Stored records
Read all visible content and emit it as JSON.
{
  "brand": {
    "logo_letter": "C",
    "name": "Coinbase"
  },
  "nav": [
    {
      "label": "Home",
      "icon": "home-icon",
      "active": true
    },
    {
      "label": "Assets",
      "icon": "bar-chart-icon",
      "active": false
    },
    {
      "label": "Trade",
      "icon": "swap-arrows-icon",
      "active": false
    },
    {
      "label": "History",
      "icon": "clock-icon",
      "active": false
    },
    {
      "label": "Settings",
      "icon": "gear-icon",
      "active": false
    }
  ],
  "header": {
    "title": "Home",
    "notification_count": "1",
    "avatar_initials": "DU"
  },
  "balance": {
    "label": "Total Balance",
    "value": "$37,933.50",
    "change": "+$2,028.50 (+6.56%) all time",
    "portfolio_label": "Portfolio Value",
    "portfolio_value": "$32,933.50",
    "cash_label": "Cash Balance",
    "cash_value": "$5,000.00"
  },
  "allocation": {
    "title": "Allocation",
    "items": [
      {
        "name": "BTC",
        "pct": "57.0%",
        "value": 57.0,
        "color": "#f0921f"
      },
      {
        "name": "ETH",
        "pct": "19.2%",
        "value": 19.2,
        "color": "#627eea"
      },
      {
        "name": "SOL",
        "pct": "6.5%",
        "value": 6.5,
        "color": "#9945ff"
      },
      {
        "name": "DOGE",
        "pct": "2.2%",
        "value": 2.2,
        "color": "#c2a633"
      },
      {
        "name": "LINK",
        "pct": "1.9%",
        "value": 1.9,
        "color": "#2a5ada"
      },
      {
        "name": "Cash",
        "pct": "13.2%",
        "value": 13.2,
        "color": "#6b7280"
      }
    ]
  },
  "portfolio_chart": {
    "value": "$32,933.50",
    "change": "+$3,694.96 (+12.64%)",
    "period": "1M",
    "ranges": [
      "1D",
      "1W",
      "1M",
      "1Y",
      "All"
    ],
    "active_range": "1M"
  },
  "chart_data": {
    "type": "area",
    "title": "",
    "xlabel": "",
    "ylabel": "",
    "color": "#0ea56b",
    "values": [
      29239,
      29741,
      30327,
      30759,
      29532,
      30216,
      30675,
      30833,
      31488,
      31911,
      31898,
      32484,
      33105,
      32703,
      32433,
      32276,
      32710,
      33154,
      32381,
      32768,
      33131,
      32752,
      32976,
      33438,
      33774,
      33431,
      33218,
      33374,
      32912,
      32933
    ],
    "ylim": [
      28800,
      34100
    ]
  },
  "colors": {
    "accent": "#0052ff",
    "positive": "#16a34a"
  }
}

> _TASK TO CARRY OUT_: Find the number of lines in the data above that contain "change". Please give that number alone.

> _RESULT_: 2